It appears that the sentences imposed on all three defendants are roughly equivalent in another sense. Davis' actual sentence is a seventy-six percent downward departure from his minimum hypothetical sentencing range, while defendants' actual sentences are seventy-three percent below their minimum hypothetical sentencing range. We do not require mathematical precision. United State v. Gardner, 905 F.2d 1432, 1438 (10th Cir.) ("formulas of mathematical exactitude are neither required nor permissible"), cert. denied, --- U.S. ----, 111 S. Ct. 202, 112 L. Ed. 2d 163 (1990).

To the extent that Sardin's, St. Julian's, and Davis' situations were equivalent, all three received "equivalent upward departures." Sardin, 921 F.2d at 1067. Thus, the district court complied with our mandate.

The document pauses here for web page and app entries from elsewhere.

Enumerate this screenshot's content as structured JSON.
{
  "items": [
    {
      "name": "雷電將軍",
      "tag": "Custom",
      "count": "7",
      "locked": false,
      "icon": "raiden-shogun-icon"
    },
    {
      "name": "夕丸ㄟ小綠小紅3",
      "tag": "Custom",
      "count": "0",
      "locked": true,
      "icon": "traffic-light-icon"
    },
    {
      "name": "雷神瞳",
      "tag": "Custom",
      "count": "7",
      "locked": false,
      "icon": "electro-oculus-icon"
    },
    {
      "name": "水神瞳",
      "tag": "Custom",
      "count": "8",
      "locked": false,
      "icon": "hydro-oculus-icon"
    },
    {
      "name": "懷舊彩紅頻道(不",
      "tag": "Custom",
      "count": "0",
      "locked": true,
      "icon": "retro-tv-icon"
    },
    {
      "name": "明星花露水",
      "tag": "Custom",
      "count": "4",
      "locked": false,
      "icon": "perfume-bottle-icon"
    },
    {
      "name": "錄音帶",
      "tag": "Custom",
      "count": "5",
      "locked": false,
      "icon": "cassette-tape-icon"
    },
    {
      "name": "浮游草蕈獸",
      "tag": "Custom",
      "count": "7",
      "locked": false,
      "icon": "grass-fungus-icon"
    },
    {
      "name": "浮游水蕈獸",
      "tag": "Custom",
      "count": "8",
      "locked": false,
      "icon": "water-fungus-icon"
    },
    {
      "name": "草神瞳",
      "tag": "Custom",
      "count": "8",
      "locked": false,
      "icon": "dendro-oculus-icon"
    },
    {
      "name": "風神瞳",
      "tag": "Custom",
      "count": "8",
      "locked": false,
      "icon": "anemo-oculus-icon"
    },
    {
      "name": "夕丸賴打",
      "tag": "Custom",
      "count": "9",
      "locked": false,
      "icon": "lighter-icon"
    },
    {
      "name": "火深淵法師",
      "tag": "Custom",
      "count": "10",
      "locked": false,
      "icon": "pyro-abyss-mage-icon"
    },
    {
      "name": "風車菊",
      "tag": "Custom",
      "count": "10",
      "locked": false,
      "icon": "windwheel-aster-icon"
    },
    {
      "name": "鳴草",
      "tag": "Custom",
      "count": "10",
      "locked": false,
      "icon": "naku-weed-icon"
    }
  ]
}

AFFIRMED.

 *

The Honorable Daniel B. Sparr, United States District Judge for the District of Colorado, sitting by designation

 1

After examining the briefs and appellate record, this panel has determined unanimously that oral argument in No. 91-6065 would not materially assist the determination of this appeal. See Fed. R. App. P. 34(a); 10th Cir.R. 34.1.9. This case is therefore ordered submitted without oral argument

 2

St. Julian also suggests that whether the district court failed to consider his cooperation is an issue on appeal. That issue is not discussed anywhere in the brief. Counsel did argue before the district court at sentencing that cooperation was a justification for limiting the upward departure. On this sparse record, however, we cannot review the issue. Moreover, as is apparent from our analysis of the issues discussed in this opinion, we doubt that we could find an abuse of discretion had the issue been raised satisfactorily

 3

The sentences also include terms of supervised release, not important to the determination of this appeal

 4

Apparently, the separate crime the court considered was distribution of the thirty-six ounces of cocaine base. See Davis, 922 F.2d at 617

 Sardin St. Julian Davis Offense level (after adjustments) 39 38 34 Criminal history category I II I Sentencing range (in months) 262"327 262"327 151"188 Statutory maximum sentence 240 240 240 Sentence after resentencing 72 72 36 ----------